- **WHAT THE TASK REQUIRES**: Scan the entries below for the string "annotation" and copy every line where it turns up.

- **INPUT DATA**:
.....

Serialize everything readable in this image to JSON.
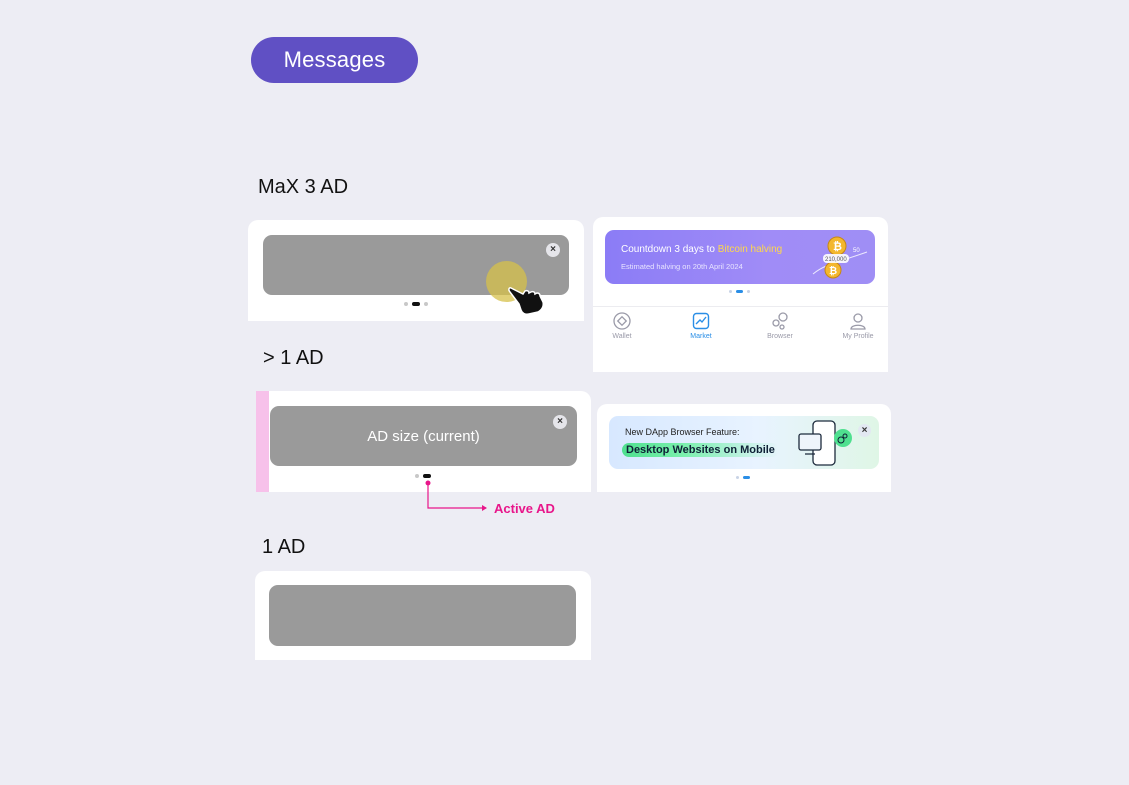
{
  "header": {
    "pill_label": "Messages"
  },
  "sections": {
    "max3": {
      "title": "MaX 3 AD"
    },
    "gt1": {
      "title": "> 1 AD",
      "ad_label": "AD size (current)",
      "annotation": "Active AD"
    },
    "one": {
      "title": "1 AD"
    }
  },
  "btc_banner": {
    "title_prefix": "Countdown 3 days to ",
    "title_highlight": "Bitcoin halving",
    "subtitle": "Estimated halving on 20th April 2024",
    "art_number": "210,000",
    "art_number_small": "50"
  },
  "tabbar": {
    "tabs": [
      {
        "label": "Wallet",
        "icon": "wallet-icon"
      },
      {
        "label": "Market",
        "icon": "market-chart-icon"
      },
      {
        "label": "Browser",
        "icon": "browser-icon"
      },
      {
        "label": "My Profile",
        "icon": "profile-icon"
      }
    ]
  },
  "dapp_banner": {
    "title": "New DApp Browser Feature:",
    "highlight": "Desktop Websites on Mobile"
  },
  "colors": {
    "accent": "#6050c4",
    "placeholder": "#9a9a9a",
    "annotation": "#e8168a",
    "active_tab": "#2a8ee6"
  },
  "icons": {
    "close": "close-icon",
    "hand": "pointing-hand-icon",
    "close_glyph": "×"
  }
}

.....

- **OUTPUT**:
      "annotation": "Active AD"
    "annotation": "#e8168a",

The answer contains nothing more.